Stored data entries
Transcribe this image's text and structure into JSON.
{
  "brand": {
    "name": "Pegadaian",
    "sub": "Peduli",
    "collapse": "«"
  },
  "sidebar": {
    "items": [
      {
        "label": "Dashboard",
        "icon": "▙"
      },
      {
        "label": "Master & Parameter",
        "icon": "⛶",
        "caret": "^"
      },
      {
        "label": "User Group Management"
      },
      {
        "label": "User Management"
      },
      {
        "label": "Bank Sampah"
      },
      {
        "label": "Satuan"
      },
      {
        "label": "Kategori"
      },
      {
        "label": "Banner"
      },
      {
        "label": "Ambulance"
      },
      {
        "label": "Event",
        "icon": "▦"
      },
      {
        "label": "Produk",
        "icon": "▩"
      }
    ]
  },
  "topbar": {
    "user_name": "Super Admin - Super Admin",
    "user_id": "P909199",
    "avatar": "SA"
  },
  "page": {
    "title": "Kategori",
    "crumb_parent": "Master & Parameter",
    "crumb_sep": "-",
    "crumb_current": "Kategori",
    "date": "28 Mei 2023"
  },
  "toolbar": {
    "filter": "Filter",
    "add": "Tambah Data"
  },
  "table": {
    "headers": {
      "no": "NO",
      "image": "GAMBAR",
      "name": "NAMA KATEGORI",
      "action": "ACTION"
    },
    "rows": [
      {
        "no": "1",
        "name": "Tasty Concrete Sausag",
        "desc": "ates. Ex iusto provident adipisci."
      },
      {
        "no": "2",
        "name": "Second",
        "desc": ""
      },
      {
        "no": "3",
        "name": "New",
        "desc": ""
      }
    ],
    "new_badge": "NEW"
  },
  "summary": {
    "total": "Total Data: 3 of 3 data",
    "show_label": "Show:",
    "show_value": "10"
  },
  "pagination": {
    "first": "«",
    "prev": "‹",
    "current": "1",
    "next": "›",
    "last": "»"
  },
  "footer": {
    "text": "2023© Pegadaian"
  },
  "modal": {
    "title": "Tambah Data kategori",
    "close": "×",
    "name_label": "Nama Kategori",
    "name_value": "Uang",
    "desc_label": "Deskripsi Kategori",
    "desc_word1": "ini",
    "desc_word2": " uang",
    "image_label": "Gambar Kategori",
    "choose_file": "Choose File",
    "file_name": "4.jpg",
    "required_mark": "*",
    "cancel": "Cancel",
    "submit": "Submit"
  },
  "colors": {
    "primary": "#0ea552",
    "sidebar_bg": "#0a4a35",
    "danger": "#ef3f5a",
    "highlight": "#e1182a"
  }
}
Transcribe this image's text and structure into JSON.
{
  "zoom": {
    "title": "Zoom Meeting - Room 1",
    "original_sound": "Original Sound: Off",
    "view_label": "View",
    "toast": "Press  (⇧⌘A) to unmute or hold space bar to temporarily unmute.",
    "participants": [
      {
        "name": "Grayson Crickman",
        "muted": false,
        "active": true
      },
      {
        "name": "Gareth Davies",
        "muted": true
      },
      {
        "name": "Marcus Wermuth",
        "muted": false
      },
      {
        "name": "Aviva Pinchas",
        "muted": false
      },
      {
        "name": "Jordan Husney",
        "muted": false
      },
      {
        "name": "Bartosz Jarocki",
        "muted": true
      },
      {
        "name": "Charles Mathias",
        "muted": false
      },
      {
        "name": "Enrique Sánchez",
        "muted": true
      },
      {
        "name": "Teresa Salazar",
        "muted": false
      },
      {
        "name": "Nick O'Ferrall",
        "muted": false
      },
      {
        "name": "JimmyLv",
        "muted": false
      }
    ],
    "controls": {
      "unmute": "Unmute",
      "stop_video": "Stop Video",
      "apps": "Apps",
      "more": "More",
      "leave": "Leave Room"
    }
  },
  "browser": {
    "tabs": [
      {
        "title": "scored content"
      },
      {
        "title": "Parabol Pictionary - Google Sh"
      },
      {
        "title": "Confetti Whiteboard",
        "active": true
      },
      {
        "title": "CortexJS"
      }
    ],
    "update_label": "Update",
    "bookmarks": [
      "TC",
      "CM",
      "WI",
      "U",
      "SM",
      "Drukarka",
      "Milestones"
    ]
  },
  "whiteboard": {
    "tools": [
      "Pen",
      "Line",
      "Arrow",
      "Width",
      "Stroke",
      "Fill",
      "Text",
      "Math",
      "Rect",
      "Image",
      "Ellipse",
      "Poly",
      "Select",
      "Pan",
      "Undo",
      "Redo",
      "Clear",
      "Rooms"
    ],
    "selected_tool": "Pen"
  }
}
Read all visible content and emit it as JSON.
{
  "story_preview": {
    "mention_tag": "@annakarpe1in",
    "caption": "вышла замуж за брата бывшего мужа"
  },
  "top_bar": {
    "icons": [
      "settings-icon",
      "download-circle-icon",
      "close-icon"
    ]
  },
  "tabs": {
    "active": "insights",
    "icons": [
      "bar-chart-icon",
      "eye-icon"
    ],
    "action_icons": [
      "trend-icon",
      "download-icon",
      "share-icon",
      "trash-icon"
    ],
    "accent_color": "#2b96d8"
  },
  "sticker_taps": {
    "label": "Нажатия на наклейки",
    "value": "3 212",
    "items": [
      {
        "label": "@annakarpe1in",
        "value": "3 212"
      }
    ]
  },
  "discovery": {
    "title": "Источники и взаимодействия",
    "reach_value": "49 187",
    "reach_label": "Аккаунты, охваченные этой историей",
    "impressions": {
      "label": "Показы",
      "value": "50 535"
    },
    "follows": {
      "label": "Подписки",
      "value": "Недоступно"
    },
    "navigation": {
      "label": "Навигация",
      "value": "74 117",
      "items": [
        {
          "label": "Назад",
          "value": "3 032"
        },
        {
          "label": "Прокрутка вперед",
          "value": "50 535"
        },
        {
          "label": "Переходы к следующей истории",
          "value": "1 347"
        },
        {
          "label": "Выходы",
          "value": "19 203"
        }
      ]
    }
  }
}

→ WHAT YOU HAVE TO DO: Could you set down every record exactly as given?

→ REPLY TO THE EXERCISE:
Transcribe this image's text and structure into JSON.
{
  "brand": {
    "name": "Pegadaian",
    "sub": "Peduli",
    "collapse": "«"
  },
  "sidebar": {
    "items": [
      {
        "label": "Dashboard",
        "icon": "▙"
      },
      {
        "label": "Master & Parameter",
        "icon": "⛶",
        "caret": "^"
      },
      {
        "label": "User Group Management"
      },
      {
        "label": "User Management"
      },
      {
        "label": "Bank Sampah"
      },
      {
        "label": "Satuan"
      },
      {
        "label": "Kategori"
      },
      {
        "label": "Banner"
      },
      {
        "label": "Ambulance"
      },
      {
        "label": "Event",
        "icon": "▦"
      },
      {
        "label": "Produk",
        "icon": "▩"
      }
    ]
  },
  "topbar": {
    "user_name": "Super Admin - Super Admin",
    "user_id": "P909199",
    "avatar": "SA"
  },
  "page": {
    "title": "Kategori",
    "crumb_parent": "Master & Parameter",
    "crumb_sep": "-",
    "crumb_current": "Kategori",
    "date": "28 Mei 2023"
  },
  "toolbar": {
    "filter": "Filter",
    "add": "Tambah Data"
  },
  "table": {
    "headers": {
      "no": "NO",
      "image": "GAMBAR",
      "name": "NAMA KATEGORI",
      "action": "ACTION"
    },
    "rows": [
      {
        "no": "1",
        "name": "Tasty Concrete Sausag",
        "desc": "ates. Ex iusto provident adipisci."
      },
      {
        "no": "2",
        "name": "Second",
        "desc": ""
      },
      {
        "no": "3",
        "name": "New",
        "desc": ""
      }
    ],
    "new_badge": "NEW"
  },
  "summary": {
    "total": "Total Data: 3 of 3 data",
    "show_label": "Show:",
    "show_value": "10"
  },
  "pagination": {
    "first": "«",
    "prev": "‹",
    "current": "1",
    "next": "›",
    "last": "»"
  },
  "footer": {
    "text": "2023© Pegadaian"
  },
  "modal": {
    "title": "Tambah Data kategori",
    "close": "×",
    "name_label": "Nama Kategori",
    "name_value": "Uang",
    "desc_label": "Deskripsi Kategori",
    "desc_word1": "ini",
    "desc_word2": " uang",
    "image_label": "Gambar Kategori",
    "choose_file": "Choose File",
    "file_name": "4.jpg",
    "required_mark": "*",
    "cancel": "Cancel",
    "submit": "Submit"
  },
  "colors": {
    "primary": "#0ea552",
    "sidebar_bg": "#0a4a35",
    "danger": "#ef3f5a",
    "highlight": "#e1182a"
  }
}
Transcribe this image's text and structure into JSON.
{
  "zoom": {
    "title": "Zoom Meeting - Room 1",
    "original_sound": "Original Sound: Off",
    "view_label": "View",
    "toast": "Press  (⇧⌘A) to unmute or hold space bar to temporarily unmute.",
    "participants": [
      {
        "name": "Grayson Crickman",
        "muted": false,
        "active": true
      },
      {
        "name": "Gareth Davies",
        "muted": true
      },
      {
        "name": "Marcus Wermuth",
        "muted": false
      },
      {
        "name": "Aviva Pinchas",
        "muted": false
      },
      {
        "name": "Jordan Husney",
        "muted": false
      },
      {
        "name": "Bartosz Jarocki",
        "muted": true
      },
      {
        "name": "Charles Mathias",
        "muted": false
      },
      {
        "name": "Enrique Sánchez",
        "muted": true
      },
      {
        "name": "Teresa Salazar",
        "muted": false
      },
      {
        "name": "Nick O'Ferrall",
        "muted": false
      },
      {
        "name": "JimmyLv",
        "muted": false
      }
    ],
    "controls": {
      "unmute": "Unmute",
      "stop_video": "Stop Video",
      "apps": "Apps",
      "more": "More",
      "leave": "Leave Room"
    }
  },
  "browser": {
    "tabs": [
      {
        "title": "scored content"
      },
      {
        "title": "Parabol Pictionary - Google Sh"
      },
      {
        "title": "Confetti Whiteboard",
        "active": true
      },
      {
        "title": "CortexJS"
      }
    ],
    "update_label": "Update",
    "bookmarks": [
      "TC",
      "CM",
      "WI",
      "U",
      "SM",
      "Drukarka",
      "Milestones"
    ]
  },
  "whiteboard": {
    "tools": [
      "Pen",
      "Line",
      "Arrow",
      "Width",
      "Stroke",
      "Fill",
      "Text",
      "Math",
      "Rect",
      "Image",
      "Ellipse",
      "Poly",
      "Select",
      "Pan",
      "Undo",
      "Redo",
      "Clear",
      "Rooms"
    ],
    "selected_tool": "Pen"
  }
}
Read all visible content and emit it as JSON.
{
  "story_preview": {
    "mention_tag": "@annakarpe1in",
    "caption": "вышла замуж за брата бывшего мужа"
  },
  "top_bar": {
    "icons": [
      "settings-icon",
      "download-circle-icon",
      "close-icon"
    ]
  },
  "tabs": {
    "active": "insights",
    "icons": [
      "bar-chart-icon",
      "eye-icon"
    ],
    "action_icons": [
      "trend-icon",
      "download-icon",
      "share-icon",
      "trash-icon"
    ],
    "accent_color": "#2b96d8"
  },
  "sticker_taps": {
    "label": "Нажатия на наклейки",
    "value": "3 212",
    "items": [
      {
        "label": "@annakarpe1in",
        "value": "3 212"
      }
    ]
  },
  "discovery": {
    "title": "Источники и взаимодействия",
    "reach_value": "49 187",
    "reach_label": "Аккаунты, охваченные этой историей",
    "impressions": {
      "label": "Показы",
      "value": "50 535"
    },
    "follows": {
      "label": "Подписки",
      "value": "Недоступно"
    },
    "navigation": {
      "label": "Навигация",
      "value": "74 117",
      "items": [
        {
          "label": "Назад",
          "value": "3 032"
        },
        {
          "label": "Прокрутка вперед",
          "value": "50 535"
        },
        {
          "label": "Переходы к следующей истории",
          "value": "1 347"
        },
        {
          "label": "Выходы",
          "value": "19 203"
        }
      ]
    }
  }
}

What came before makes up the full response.